Sunyaev, R., Arefiev, V., Babyshkin, V., Bogomolov, A., Borisov, K., Buntov, M., et al. (2021). SRG X-ray orbital observatory - Its telescopes and first scientific results. Astronomy and Astrophysics, 656: A132. doi:10.1051/0004-6361/202141179.


Cite as: http://hdl.handle.net/21.11116/0000-0009-E494-E
Abstract
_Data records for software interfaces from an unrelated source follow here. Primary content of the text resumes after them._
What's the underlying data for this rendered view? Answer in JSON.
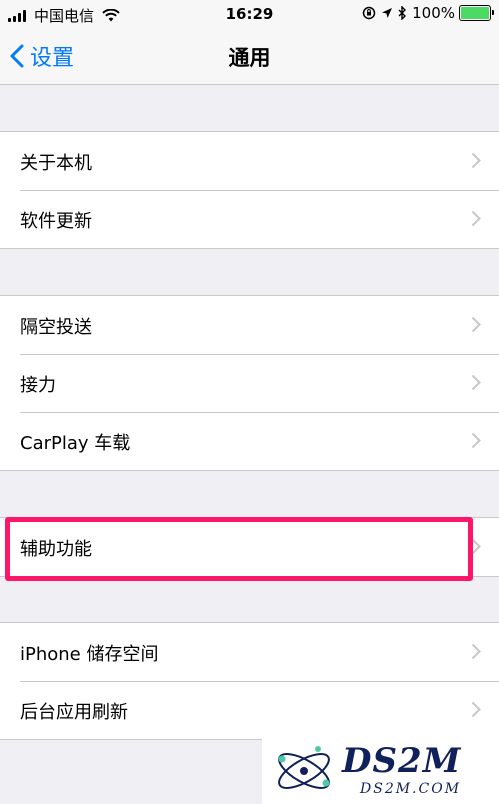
{
  "status_bar": {
    "carrier": "中国电信",
    "time": "16:29",
    "battery": "100%",
    "icons": [
      "signal-icon",
      "wifi-icon",
      "orientation-lock-icon",
      "location-icon",
      "bluetooth-icon",
      "battery-icon"
    ]
  },
  "nav": {
    "back_label": "设置",
    "title": "通用"
  },
  "groups": [
    {
      "items": [
        {
          "label": "关于本机"
        },
        {
          "label": "软件更新"
        }
      ]
    },
    {
      "items": [
        {
          "label": "隔空投送"
        },
        {
          "label": "接力"
        },
        {
          "label": "CarPlay 车载"
        }
      ]
    },
    {
      "items": [
        {
          "label": "辅助功能"
        }
      ]
    },
    {
      "items": [
        {
          "label": "iPhone 储存空间"
        },
        {
          "label": "后台应用刷新"
        }
      ]
    }
  ],
  "watermark": {
    "logo": "DS2M",
    "url": "DS2M.COM"
  },
  "colors": {
    "accent": "#007aff",
    "highlight": "#ff1569",
    "background": "#efeff4",
    "battery": "#4cd964"
  }
}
The orbital observatory Spectrum-Roentgen-Gamma (SRG), equipped with the grazing-incidence X-ray telescopes Mikhail Pavlinsky ART-XC and eROSITA, was launched by Roscosmos to the Lagrange L2 point of the Sun–Earth system on July 13, 2019. The launch was carried out from the Baikonur Cosmodrome by a Proton-M rocket with a DM-03 upper stage. The German telescope eROSITA was installed on SRG under an agreement between Roskosmos and the DLR, the German Aerospace Agency. In December 2019, SRG started to perform its main scientific task: scanning the celestial sphere to obtain X-ray maps of the entire sky in several energy ranges (from 0.2 to 8 keV with eROSITA, and from 4 to 30 keV with ART-XC). By mid-June 2021, the third six-month all-sky survey had been completed. Over a period of four years, it is planned to obtain eight independent maps of the entire sky in each of the energy ranges. The sum of these maps will provide high sensitivity and reveal more than three million quasars and over one hundred thousand massive galaxy clusters and galaxy groups. The availability of eight sky maps will enable monitoring of long-term variability (every six months) of a huge number of extragalactic and Galactic X-ray sources, including hundreds of thousands of stars with hot coronae. In addition, the rotation of the satellite around the axis directed toward the Sun with a period of four hours enables tracking the faster variability of bright X-ray sources during one day every half year. The chosen strategy of scanning the sky leads to the formation of deep survey zones near both ecliptic poles. The paper presents sky maps obtained by the telescopes on board SRG during the first survey of the entire sky and a number of results of deep observations performed during the flight to the L2 point in the frame of the performance verification program, demonstrating the capabilities of the observatory in imaging, spectroscopy, and timing of X-ray sources. It is planned that in December 2023, the observatory will for at least two years switch to observations of the most interesting sources in the sky in triaxial orientation mode and deep scanning of selected celestial fields with an area of up to 150 square degrees. These modes of operation were tested during the performance verification phase. Every day, data from the SRG observatory are dumped onto the largest antennas of the Russian Deep Space Network in Bear Lakes and near Ussuriysk.